I don’t usually drink alone in bars, but the idea seemed great. Ever since she left, the urge was steadily building. Nothing else I did felt like a proper ending. She lingered. So one night I went out, alone, to a bar, aiming at becoming the idea. I sat and ordered my drink. The experience was nothing like the idea. Quietly wasting away, the first twenty minutes or so were horrendous.
Then he sat down- at least I think he did. I don’t remember, maybe he was already there. I do remember the first thing he said: “How’s your beer?” My beer was excellent- I had become an expert on my beer. Sit alone for twenty minutes (or more?) sipping your beer, and you will be quite primed to describe said beer. So I did. And he listened. It was not a very interesting description.That’s how we got to talking. We talked about where we were, the bar itself, and we talked about our beers. We joked about the news, and the weather, then exchanged tiny best-ofs we’d gathered from our lives. Best jokes heard, best one-liners, best pranks. Best tricks, best stories. We shared and drank some more, and we never asked the other his name. We didn’t talk about what we did, or who we were. We talked about what we thought. There is a difference. The night was long, and in a way it was tiring. It was also a release. Hours later, as the sun started to rise, I thought it prudent to finally get my friend’s name. Which is when he suddenly plopped down his final glass, and as if reading my mind, said “No need for names.” We’d gotten into sync with one another. Hours of intense conversation will do that. Then he stretched, got up, and put on his hat. He said something to me then, and I don’t think I’ll forget it. He said, “You know something? I’m not what a lot of people would consider successful, but I love Time. Time and death. I love time, because it means even someone like me is a traveler.” He paused to throw on his scarf.
Then he continued, “You know, I had a physics teacher once, and he explained how space and time are cut from the same cloth- fact, they are the same cloth. You and me, we sat here, and we drank, and we talked, and the whole time we traveled. Time keeps you moving, even when it seems like you aren’t.” He put on his jacket.
I asked him, “And death?”
He stopped, his hands in his sleeves, and said “Death is always the end of the line. So it ‘s the journey that matters. Without death, we’d think the destination was the point.” That was the last thing he said to me.
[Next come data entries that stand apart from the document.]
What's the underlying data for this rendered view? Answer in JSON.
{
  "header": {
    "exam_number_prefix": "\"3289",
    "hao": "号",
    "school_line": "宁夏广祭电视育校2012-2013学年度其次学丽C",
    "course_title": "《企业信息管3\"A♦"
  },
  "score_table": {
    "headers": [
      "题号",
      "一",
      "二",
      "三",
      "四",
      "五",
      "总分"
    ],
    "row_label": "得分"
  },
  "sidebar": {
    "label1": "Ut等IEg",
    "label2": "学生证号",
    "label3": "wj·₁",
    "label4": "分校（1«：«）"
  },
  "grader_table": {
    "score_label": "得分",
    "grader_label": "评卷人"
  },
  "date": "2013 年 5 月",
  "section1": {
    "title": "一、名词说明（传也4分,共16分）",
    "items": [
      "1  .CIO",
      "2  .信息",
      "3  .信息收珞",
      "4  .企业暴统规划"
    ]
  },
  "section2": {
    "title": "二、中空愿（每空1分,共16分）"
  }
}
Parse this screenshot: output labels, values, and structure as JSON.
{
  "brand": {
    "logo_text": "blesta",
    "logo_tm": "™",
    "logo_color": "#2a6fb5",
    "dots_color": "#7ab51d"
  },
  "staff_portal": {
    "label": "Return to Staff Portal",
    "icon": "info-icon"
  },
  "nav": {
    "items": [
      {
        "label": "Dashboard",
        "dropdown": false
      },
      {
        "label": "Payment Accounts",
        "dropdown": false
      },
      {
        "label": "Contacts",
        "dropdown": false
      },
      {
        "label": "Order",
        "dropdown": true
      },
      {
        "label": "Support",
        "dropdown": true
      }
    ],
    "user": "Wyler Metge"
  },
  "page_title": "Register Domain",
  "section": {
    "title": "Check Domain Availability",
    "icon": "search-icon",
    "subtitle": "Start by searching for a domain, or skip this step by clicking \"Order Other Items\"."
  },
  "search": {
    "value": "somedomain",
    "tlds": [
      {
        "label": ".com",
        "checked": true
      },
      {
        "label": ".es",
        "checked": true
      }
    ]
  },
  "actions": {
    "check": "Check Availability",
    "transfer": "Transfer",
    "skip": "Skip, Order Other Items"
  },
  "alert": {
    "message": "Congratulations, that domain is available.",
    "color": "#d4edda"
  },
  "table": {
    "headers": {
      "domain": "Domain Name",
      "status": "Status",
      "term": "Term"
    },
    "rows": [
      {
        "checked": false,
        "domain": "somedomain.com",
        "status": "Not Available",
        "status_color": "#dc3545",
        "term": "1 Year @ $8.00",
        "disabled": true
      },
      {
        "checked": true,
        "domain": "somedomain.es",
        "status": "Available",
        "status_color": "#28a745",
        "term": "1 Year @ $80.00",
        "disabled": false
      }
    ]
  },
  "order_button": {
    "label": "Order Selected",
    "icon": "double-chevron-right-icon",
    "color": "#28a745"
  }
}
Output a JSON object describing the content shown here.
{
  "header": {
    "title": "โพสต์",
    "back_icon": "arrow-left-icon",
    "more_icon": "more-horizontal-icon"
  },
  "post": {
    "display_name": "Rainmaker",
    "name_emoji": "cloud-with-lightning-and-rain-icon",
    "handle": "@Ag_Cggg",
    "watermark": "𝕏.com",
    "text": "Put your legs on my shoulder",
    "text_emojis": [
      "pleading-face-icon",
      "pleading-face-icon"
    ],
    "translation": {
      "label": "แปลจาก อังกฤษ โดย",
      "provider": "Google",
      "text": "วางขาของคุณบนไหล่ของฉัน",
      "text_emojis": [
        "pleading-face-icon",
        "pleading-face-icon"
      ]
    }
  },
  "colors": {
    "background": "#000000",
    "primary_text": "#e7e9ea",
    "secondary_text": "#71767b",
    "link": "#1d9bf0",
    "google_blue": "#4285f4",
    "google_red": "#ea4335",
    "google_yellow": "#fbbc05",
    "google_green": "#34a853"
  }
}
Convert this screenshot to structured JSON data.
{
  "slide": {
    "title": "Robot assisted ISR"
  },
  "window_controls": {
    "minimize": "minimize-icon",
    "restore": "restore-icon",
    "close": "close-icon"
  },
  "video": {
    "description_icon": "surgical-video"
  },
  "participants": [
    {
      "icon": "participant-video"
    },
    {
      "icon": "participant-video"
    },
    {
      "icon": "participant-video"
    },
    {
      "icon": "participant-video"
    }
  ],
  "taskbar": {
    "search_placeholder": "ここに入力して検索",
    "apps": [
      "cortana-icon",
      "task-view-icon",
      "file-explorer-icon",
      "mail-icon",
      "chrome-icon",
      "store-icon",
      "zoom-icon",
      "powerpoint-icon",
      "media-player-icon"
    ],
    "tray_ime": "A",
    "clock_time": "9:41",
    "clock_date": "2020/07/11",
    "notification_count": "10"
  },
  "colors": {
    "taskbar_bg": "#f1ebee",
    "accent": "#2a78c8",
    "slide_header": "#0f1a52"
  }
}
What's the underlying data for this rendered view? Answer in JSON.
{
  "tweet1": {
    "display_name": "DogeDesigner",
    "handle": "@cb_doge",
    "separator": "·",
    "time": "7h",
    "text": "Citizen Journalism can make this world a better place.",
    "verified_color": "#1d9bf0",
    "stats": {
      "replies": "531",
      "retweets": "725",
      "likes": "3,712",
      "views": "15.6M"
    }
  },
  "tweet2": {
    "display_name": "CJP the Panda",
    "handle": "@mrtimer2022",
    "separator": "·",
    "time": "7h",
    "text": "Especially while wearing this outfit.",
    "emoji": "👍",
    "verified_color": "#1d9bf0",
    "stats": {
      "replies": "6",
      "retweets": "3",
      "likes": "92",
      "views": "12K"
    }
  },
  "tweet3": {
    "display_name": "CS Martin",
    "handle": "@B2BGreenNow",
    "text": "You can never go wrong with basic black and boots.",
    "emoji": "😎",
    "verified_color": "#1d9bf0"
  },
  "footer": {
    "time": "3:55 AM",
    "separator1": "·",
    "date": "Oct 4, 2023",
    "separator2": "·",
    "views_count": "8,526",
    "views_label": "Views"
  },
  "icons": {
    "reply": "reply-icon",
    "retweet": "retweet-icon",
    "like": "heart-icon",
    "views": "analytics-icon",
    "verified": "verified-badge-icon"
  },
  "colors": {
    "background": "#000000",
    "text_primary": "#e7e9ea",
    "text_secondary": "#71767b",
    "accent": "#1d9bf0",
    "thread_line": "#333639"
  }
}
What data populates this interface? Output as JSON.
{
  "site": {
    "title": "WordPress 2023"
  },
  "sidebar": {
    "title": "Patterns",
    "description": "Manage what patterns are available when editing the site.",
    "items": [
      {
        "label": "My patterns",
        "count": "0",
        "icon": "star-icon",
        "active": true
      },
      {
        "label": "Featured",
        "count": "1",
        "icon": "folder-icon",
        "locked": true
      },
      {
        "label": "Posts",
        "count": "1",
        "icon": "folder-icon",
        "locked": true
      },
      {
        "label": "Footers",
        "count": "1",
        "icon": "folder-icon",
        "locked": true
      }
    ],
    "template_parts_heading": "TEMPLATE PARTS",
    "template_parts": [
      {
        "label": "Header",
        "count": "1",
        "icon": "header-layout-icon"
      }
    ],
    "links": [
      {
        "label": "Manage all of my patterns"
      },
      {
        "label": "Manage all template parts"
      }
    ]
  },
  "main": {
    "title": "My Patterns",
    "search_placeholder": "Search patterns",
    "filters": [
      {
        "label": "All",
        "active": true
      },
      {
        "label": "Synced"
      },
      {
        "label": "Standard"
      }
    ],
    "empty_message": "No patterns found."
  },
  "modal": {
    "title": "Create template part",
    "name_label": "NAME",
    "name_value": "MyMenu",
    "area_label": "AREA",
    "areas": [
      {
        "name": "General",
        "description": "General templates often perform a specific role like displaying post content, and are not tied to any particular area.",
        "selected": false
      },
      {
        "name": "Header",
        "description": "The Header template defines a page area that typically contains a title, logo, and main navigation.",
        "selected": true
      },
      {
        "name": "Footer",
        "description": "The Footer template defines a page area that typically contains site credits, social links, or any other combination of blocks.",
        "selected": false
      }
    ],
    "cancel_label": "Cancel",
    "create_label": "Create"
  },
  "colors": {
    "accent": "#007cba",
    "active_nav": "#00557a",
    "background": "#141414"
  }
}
I said “goodbye” to him, and as was my habit, “good luck.” too. Then I went home and slept, and maybe dreamed, perhaps about how far I’d come from who I’d been.